The objectives in the optimization process were to maximize the righting arm which needs to be as high as possible and to move the center of area (COA) of the righting arm curve (RAC) as low as possible in order to improve initial stability. At the same time the minimum value of the RAC was observed and all designs leading to a negative value were sorted out because a negative value means that they would not right themselves up after keeling over.

The video below shows graphically what happened during the exploration and optimization process that led us to our final design.



It is highly unlikely for a boat of only 2.8 m in length and 0.6 m in width to operate in an environment as harsh and unpredictable as the open seas without being able to right itself up after keeling over. Usually that kind of behavior is achieved by adding weight at the very bottom of a long keel protruding from the ships hull. One of our main concerns is that such a keel is the ideal way to catch as much seagrass, rope, fishing line and other floating objects that might float around the surface of an ocean as possible. At the same time we need quite a big surface on top of the boat to be able to collect enough solar energy to power all the hardware and propel the boat. Such a big and almost flat surface would lead to a perfectly stable position of the hull once flipped over.
The solution we came up with is quite unique but can be found in modified versions in similar applications:

The video shows the center of gravity CG and the center of buoyancy CB while the boat heels over. As long as the forces acting on those two points create a righting moment on the hull it will return to its upright position. If however the momentum becomes negative due to the forces changing sides the boat will continue to capsize and not right itself back up.


Still not convinced? Take a look at our first prototype righting itself up in the kitchen sink.



About Us

Although we are working on this project self-paced it is not too far from what we have learned.

Johannes used to study IT a couple of years ago and is pretty much constantly procrastinating by building almost anything that flys – preferably autonomous and carrying cameras for aerial mapping and 3D landscape scans but sometimes also just a bottle of beer wich needs to be delivered in time. At the time he is doing his masters in Architecture at the Bauhaus University in Weimar, Germany with focus on virtual environments and rapid prototyping.

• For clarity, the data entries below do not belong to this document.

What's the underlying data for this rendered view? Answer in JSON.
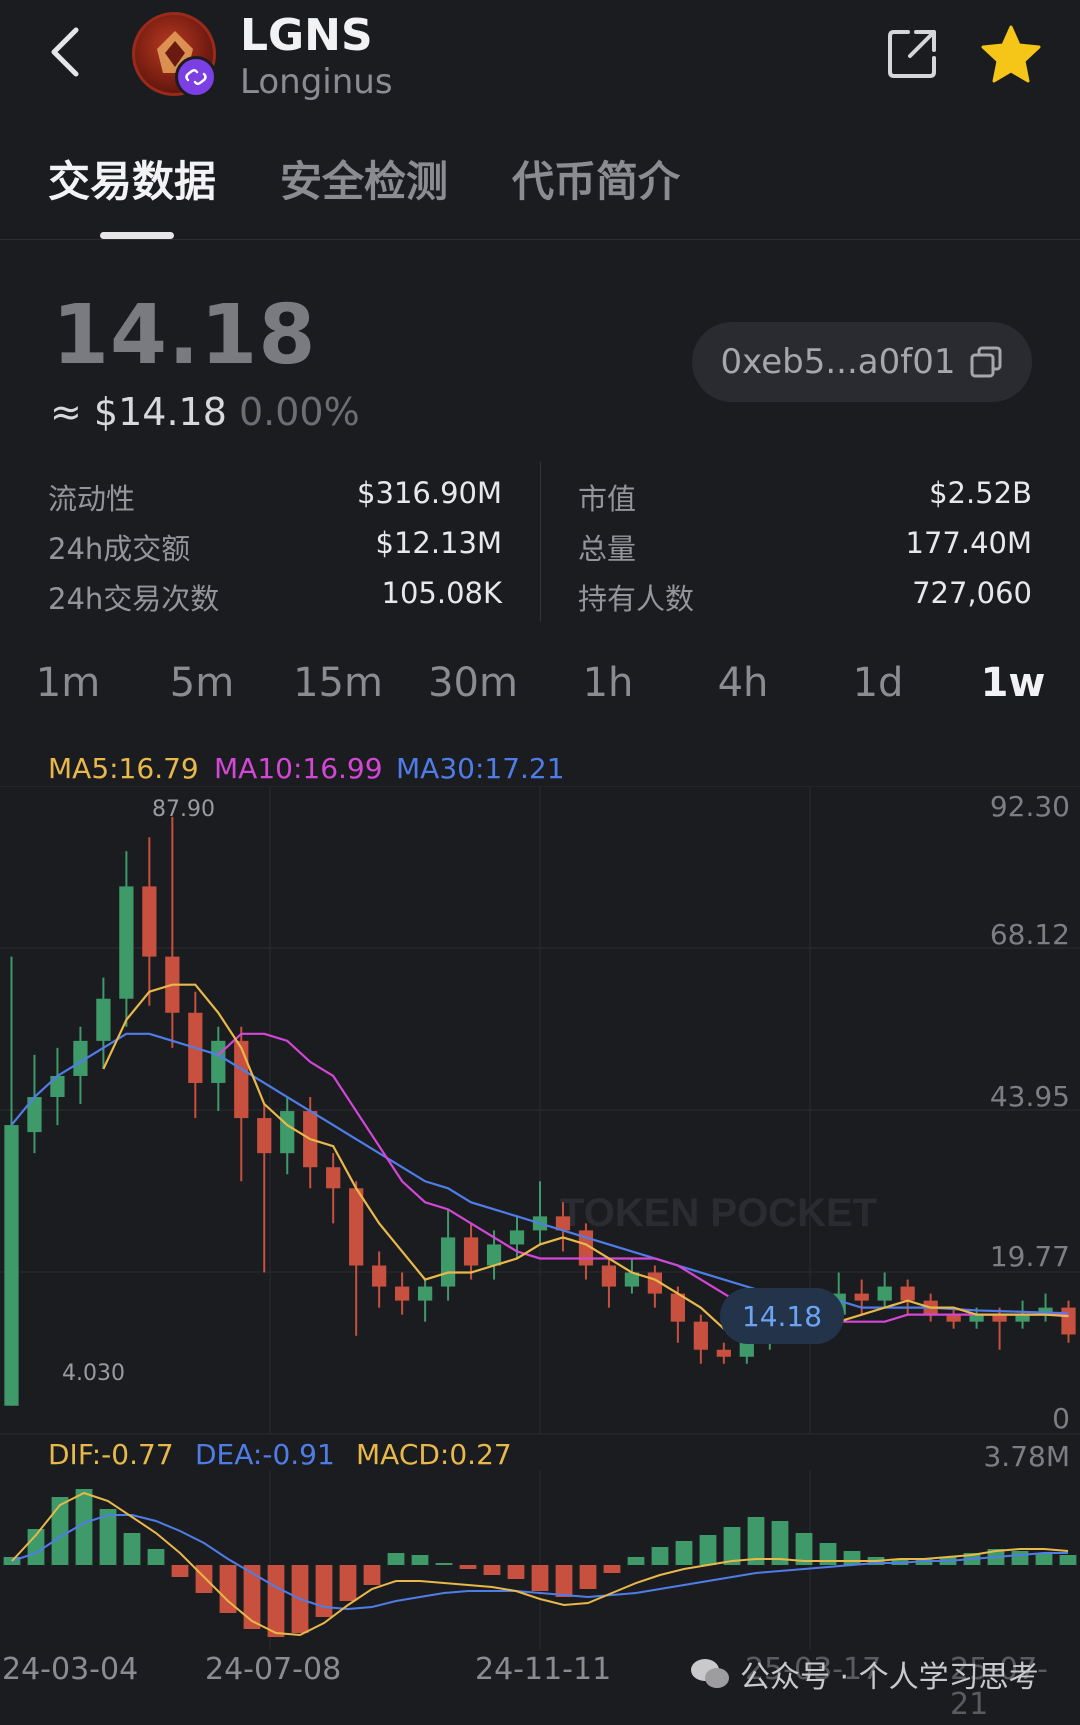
{
  "header": {
    "symbol": "LGNS",
    "name": "Longinus",
    "icons": [
      "back-icon",
      "share-icon",
      "star-icon"
    ],
    "star_color": "#f5c518"
  },
  "tabs": [
    {
      "label": "交易数据",
      "active": true
    },
    {
      "label": "安全检测",
      "active": false
    },
    {
      "label": "代币简介",
      "active": false
    }
  ],
  "price": {
    "value": "14.18",
    "usd": "≈ $14.18",
    "change": "0.00%",
    "address": "0xeb5...a0f01"
  },
  "stats": {
    "left": [
      {
        "label": "流动性",
        "value": "$316.90M"
      },
      {
        "label": "24h成交额",
        "value": "$12.13M"
      },
      {
        "label": "24h交易次数",
        "value": "105.08K"
      }
    ],
    "right": [
      {
        "label": "市值",
        "value": "$2.52B"
      },
      {
        "label": "总量",
        "value": "177.40M"
      },
      {
        "label": "持有人数",
        "value": "727,060"
      }
    ]
  },
  "intervals": [
    {
      "label": "1m",
      "active": false
    },
    {
      "label": "5m",
      "active": false
    },
    {
      "label": "15m",
      "active": false
    },
    {
      "label": "30m",
      "active": false
    },
    {
      "label": "1h",
      "active": false
    },
    {
      "label": "4h",
      "active": false
    },
    {
      "label": "1d",
      "active": false
    },
    {
      "label": "1w",
      "active": true
    }
  ],
  "ma_legend": {
    "ma5": "MA5:16.79",
    "ma10": "MA10:16.99",
    "ma30": "MA30:17.21"
  },
  "price_axis": {
    "labels": [
      "92.30",
      "68.12",
      "43.95",
      "19.77",
      "0"
    ],
    "high_label": "87.90",
    "low_label": "4.030",
    "current_label": "14.18"
  },
  "macd_legend": {
    "dif": "DIF:-0.77",
    "dea": "DEA:-0.91",
    "macd": "MACD:0.27",
    "right_label": "3.78M"
  },
  "x_axis": {
    "labels": [
      "24-03-04",
      "24-07-08",
      "24-11-11",
      "25-03-17",
      "25-07-21"
    ]
  },
  "colors": {
    "up": "#3f9a6a",
    "down": "#c8503e",
    "ma5": "#e8b84a",
    "ma10": "#d447d6",
    "ma30": "#4f7de8"
  },
  "watermark": "公众号 · 个人学习思考",
  "chart_data": {
    "type": "candlestick",
    "ylim": [
      0,
      92.3
    ],
    "y_ticks": [
      92.3,
      68.12,
      43.95,
      19.77,
      0
    ],
    "candles": [
      {
        "o": 4.03,
        "c": 44,
        "h": 68,
        "l": 4.03
      },
      {
        "o": 43,
        "c": 48,
        "h": 54,
        "l": 40
      },
      {
        "o": 48,
        "c": 51,
        "h": 55,
        "l": 44
      },
      {
        "o": 51,
        "c": 56,
        "h": 58,
        "l": 47
      },
      {
        "o": 56,
        "c": 62,
        "h": 65,
        "l": 52
      },
      {
        "o": 62,
        "c": 78,
        "h": 83,
        "l": 58
      },
      {
        "o": 78,
        "c": 68,
        "h": 85,
        "l": 61
      },
      {
        "o": 68,
        "c": 60,
        "h": 87.9,
        "l": 55
      },
      {
        "o": 60,
        "c": 50,
        "h": 63,
        "l": 45
      },
      {
        "o": 50,
        "c": 56,
        "h": 58,
        "l": 46
      },
      {
        "o": 56,
        "c": 45,
        "h": 58,
        "l": 36
      },
      {
        "o": 45,
        "c": 40,
        "h": 47,
        "l": 23
      },
      {
        "o": 40,
        "c": 46,
        "h": 48,
        "l": 37
      },
      {
        "o": 46,
        "c": 38,
        "h": 48,
        "l": 35
      },
      {
        "o": 38,
        "c": 35,
        "h": 40,
        "l": 30
      },
      {
        "o": 35,
        "c": 24,
        "h": 36,
        "l": 14
      },
      {
        "o": 24,
        "c": 21,
        "h": 26,
        "l": 18
      },
      {
        "o": 21,
        "c": 19,
        "h": 23,
        "l": 17
      },
      {
        "o": 19,
        "c": 21,
        "h": 22,
        "l": 16
      },
      {
        "o": 21,
        "c": 28,
        "h": 32,
        "l": 19
      },
      {
        "o": 28,
        "c": 24,
        "h": 30,
        "l": 22
      },
      {
        "o": 24,
        "c": 27,
        "h": 29,
        "l": 22
      },
      {
        "o": 27,
        "c": 29,
        "h": 31,
        "l": 25
      },
      {
        "o": 29,
        "c": 31,
        "h": 36,
        "l": 27
      },
      {
        "o": 31,
        "c": 29,
        "h": 33,
        "l": 26
      },
      {
        "o": 29,
        "c": 24,
        "h": 30,
        "l": 22
      },
      {
        "o": 24,
        "c": 21,
        "h": 25,
        "l": 18
      },
      {
        "o": 21,
        "c": 23,
        "h": 25,
        "l": 20
      },
      {
        "o": 23,
        "c": 20,
        "h": 24,
        "l": 18
      },
      {
        "o": 20,
        "c": 16,
        "h": 21,
        "l": 13
      },
      {
        "o": 16,
        "c": 12,
        "h": 17,
        "l": 10
      },
      {
        "o": 12,
        "c": 11,
        "h": 13,
        "l": 10
      },
      {
        "o": 11,
        "c": 13,
        "h": 14,
        "l": 10
      },
      {
        "o": 13,
        "c": 15,
        "h": 16,
        "l": 12
      },
      {
        "o": 15,
        "c": 18,
        "h": 20,
        "l": 14
      },
      {
        "o": 18,
        "c": 17,
        "h": 20,
        "l": 15
      },
      {
        "o": 17,
        "c": 20,
        "h": 23,
        "l": 16
      },
      {
        "o": 20,
        "c": 19,
        "h": 22,
        "l": 17
      },
      {
        "o": 19,
        "c": 21,
        "h": 23,
        "l": 18
      },
      {
        "o": 21,
        "c": 19,
        "h": 22,
        "l": 17
      },
      {
        "o": 19,
        "c": 17,
        "h": 20,
        "l": 16
      },
      {
        "o": 17,
        "c": 16,
        "h": 18,
        "l": 15
      },
      {
        "o": 16,
        "c": 17,
        "h": 18,
        "l": 15
      },
      {
        "o": 17,
        "c": 16,
        "h": 18,
        "l": 12
      },
      {
        "o": 16,
        "c": 17,
        "h": 19,
        "l": 15
      },
      {
        "o": 17,
        "c": 18,
        "h": 20,
        "l": 16
      },
      {
        "o": 18,
        "c": 14.18,
        "h": 19,
        "l": 13
      }
    ],
    "ma5": [
      null,
      null,
      null,
      null,
      52,
      59,
      63,
      64,
      64,
      60,
      55,
      47,
      44,
      42,
      41,
      35,
      30,
      26,
      22,
      23,
      23,
      24,
      25,
      27,
      28,
      27,
      25,
      23,
      22,
      20,
      18,
      15,
      14,
      14,
      15,
      15,
      16,
      17,
      18,
      19,
      18,
      18,
      17,
      17,
      17,
      17,
      16.79
    ],
    "ma10": [
      null,
      null,
      null,
      null,
      null,
      null,
      null,
      null,
      null,
      54,
      57,
      57,
      56,
      53,
      51,
      46,
      41,
      36,
      33,
      32,
      30,
      28,
      26,
      25,
      25,
      25,
      25,
      25,
      25,
      24,
      22,
      20,
      18,
      17,
      17,
      16,
      16,
      16,
      16,
      17,
      17,
      17,
      17,
      17,
      17,
      17,
      16.99
    ],
    "ma30": [
      44,
      48,
      51,
      53,
      55,
      57,
      57,
      56,
      55,
      54,
      52,
      50,
      48,
      46,
      44,
      42,
      40,
      38,
      36,
      35,
      33,
      32,
      31,
      30,
      29,
      28,
      27,
      26,
      25,
      24,
      23,
      22,
      21,
      20,
      20,
      19,
      19,
      18,
      18,
      18,
      18,
      17.8,
      17.6,
      17.5,
      17.4,
      17.3,
      17.21
    ],
    "macd": {
      "hist": [
        0.4,
        1.8,
        3.4,
        3.8,
        2.8,
        1.6,
        0.8,
        -0.6,
        -1.4,
        -2.4,
        -3.2,
        -3.6,
        -3.4,
        -2.6,
        -1.8,
        -1.0,
        0.6,
        0.5,
        0.1,
        -0.2,
        -0.5,
        -0.7,
        -1.3,
        -1.6,
        -1.2,
        -0.4,
        0.4,
        0.9,
        1.2,
        1.5,
        1.9,
        2.4,
        2.2,
        1.6,
        1.1,
        0.7,
        0.4,
        0.3,
        0.3,
        0.4,
        0.6,
        0.8,
        0.7,
        0.6,
        0.5
      ],
      "dif": [
        0.2,
        1.5,
        3.0,
        3.6,
        3.2,
        2.4,
        1.6,
        0.6,
        -0.6,
        -1.8,
        -2.8,
        -3.4,
        -3.5,
        -2.9,
        -2.0,
        -1.2,
        -0.8,
        -0.8,
        -0.9,
        -1.0,
        -1.1,
        -1.3,
        -1.7,
        -2.0,
        -1.9,
        -1.4,
        -0.9,
        -0.5,
        -0.2,
        0.0,
        0.2,
        0.3,
        0.3,
        0.2,
        0.2,
        0.2,
        0.2,
        0.3,
        0.3,
        0.4,
        0.5,
        0.7,
        0.8,
        0.8,
        0.7
      ],
      "dea": [
        0.2,
        0.6,
        1.4,
        2.1,
        2.5,
        2.5,
        2.2,
        1.7,
        1.1,
        0.3,
        -0.4,
        -1.1,
        -1.7,
        -2.1,
        -2.2,
        -2.1,
        -1.8,
        -1.6,
        -1.4,
        -1.3,
        -1.3,
        -1.3,
        -1.4,
        -1.5,
        -1.6,
        -1.5,
        -1.4,
        -1.2,
        -1.0,
        -0.8,
        -0.6,
        -0.4,
        -0.3,
        -0.2,
        -0.1,
        0.0,
        0.1,
        0.1,
        0.2,
        0.2,
        0.3,
        0.4,
        0.5,
        0.6,
        0.6
      ]
    }
  }
}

Heinrich is studying Physical Engineering Sciences at TU Berlin with focus on Fluid Dynamics and Numerical Computation wich is of course a huge advantage when it comes to hull design and hydrodynamical computations. In the last couple of years he has gained a lot of experience in building boats of similar sizes by building a skin on frame Greenland Kayak and most recently a cold molded canoe made from mahogany veneer with a thin core of carbon-olefin composite working together with a friend who is a professional boatbuilder.

2013-5-30_12-10_aXatlantic_1 2015-10-9_2-48_aXatlantic_2 2015-10-9_2-40_aXatlantic_1

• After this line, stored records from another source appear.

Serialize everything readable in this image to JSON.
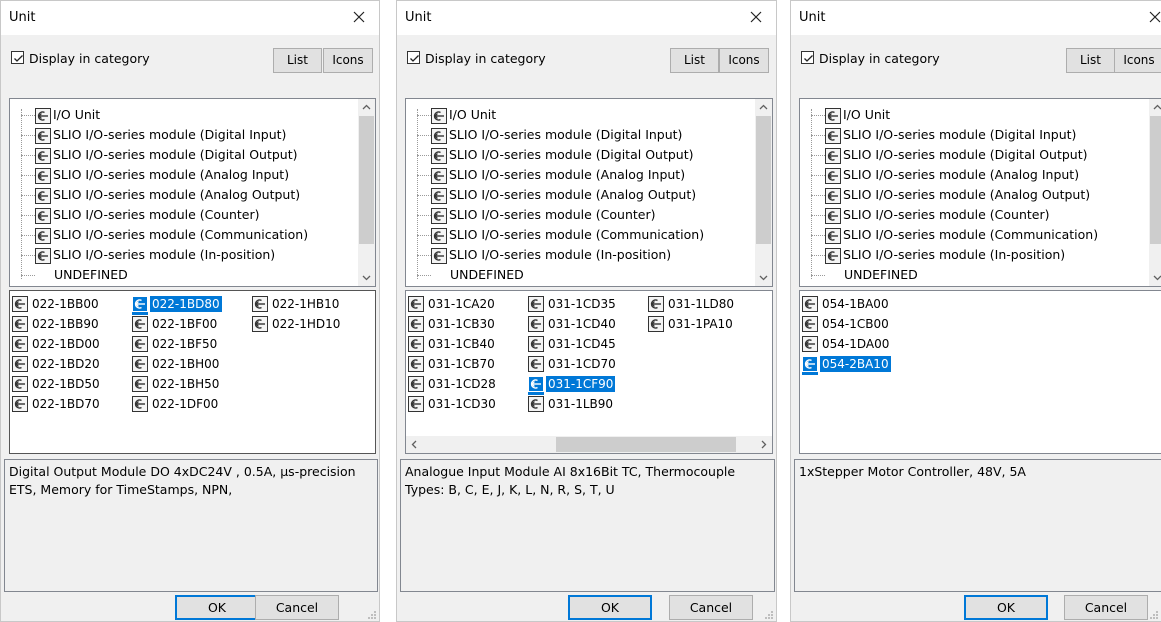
{
  "dialogs": [
    {
      "title": "Unit",
      "display_in_category": "Display in category",
      "list_button": "List",
      "icons_button": "Icons",
      "tree_items": [
        "I/O Unit",
        "SLIO I/O-series module (Digital Input)",
        "SLIO I/O-series module (Digital Output)",
        "SLIO I/O-series module (Analog Input)",
        "SLIO I/O-series module (Analog Output)",
        "SLIO I/O-series module (Counter)",
        "SLIO I/O-series module (Communication)",
        "SLIO I/O-series module (In-position)",
        "UNDEFINED"
      ],
      "modules": [
        [
          "022-1BB00",
          "022-1BB90",
          "022-1BD00",
          "022-1BD20",
          "022-1BD50",
          "022-1BD70"
        ],
        [
          "022-1BD80",
          "022-1BF00",
          "022-1BF50",
          "022-1BH00",
          "022-1BH50",
          "022-1DF00"
        ],
        [
          "022-1HB10",
          "022-1HD10"
        ]
      ],
      "selected_module": "022-1BD80",
      "description": "Digital Output Module DO 4xDC24V , 0.5A, μs-precision ETS, Memory for TimeStamps, NPN,",
      "ok": "OK",
      "cancel": "Cancel"
    },
    {
      "title": "Unit",
      "display_in_category": "Display in category",
      "list_button": "List",
      "icons_button": "Icons",
      "tree_items": [
        "I/O Unit",
        "SLIO I/O-series module (Digital Input)",
        "SLIO I/O-series module (Digital Output)",
        "SLIO I/O-series module (Analog Input)",
        "SLIO I/O-series module (Analog Output)",
        "SLIO I/O-series module (Counter)",
        "SLIO I/O-series module (Communication)",
        "SLIO I/O-series module (In-position)",
        "UNDEFINED"
      ],
      "modules": [
        [
          "031-1CA20",
          "031-1CB30",
          "031-1CB40",
          "031-1CB70",
          "031-1CD28",
          "031-1CD30"
        ],
        [
          "031-1CD35",
          "031-1CD40",
          "031-1CD45",
          "031-1CD70",
          "031-1CF90",
          "031-1LB90"
        ],
        [
          "031-1LD80",
          "031-1PA10"
        ]
      ],
      "selected_module": "031-1CF90",
      "description": "Analogue Input Module AI 8x16Bit TC, Thermocouple Types: B, C, E, J, K, L, N, R, S, T, U",
      "ok": "OK",
      "cancel": "Cancel"
    },
    {
      "title": "Unit",
      "display_in_category": "Display in category",
      "list_button": "List",
      "icons_button": "Icons",
      "tree_items": [
        "I/O Unit",
        "SLIO I/O-series module (Digital Input)",
        "SLIO I/O-series module (Digital Output)",
        "SLIO I/O-series module (Analog Input)",
        "SLIO I/O-series module (Analog Output)",
        "SLIO I/O-series module (Counter)",
        "SLIO I/O-series module (Communication)",
        "SLIO I/O-series module (In-position)",
        "UNDEFINED"
      ],
      "modules": [
        [
          "054-1BA00",
          "054-1CB00",
          "054-1DA00",
          "054-2BA10"
        ]
      ],
      "selected_module": "054-2BA10",
      "description": "1xStepper Motor Controller, 48V, 5A",
      "ok": "OK",
      "cancel": "Cancel"
    }
  ],
  "icons": {
    "module": "module-connector-icon",
    "close": "close-icon",
    "check": "check-icon"
  },
  "colors": {
    "selection": "#0078d7",
    "dialog_bg": "#f0f0f0"
  }
}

Support & Donate

Since we are working on this project self paced and with very limited budget we need your support. If you like the idea and are willing to help us out to get this project done please feel free to leave a donation and watch it become reality!

If you even consider to get involved as a sponsor don’t hesitate to get in touch with us.



We would like to thank our sponsors for their generous support in getting the aXatlantic drone to launch!

Friendship Systems with their Upfront CAD, CFD and Optimization software CAESES.



The research group for Dynamics of Maritime Systems (DMS) of the Institute for Land and Sea Transportation (ILS) at TU Berlin.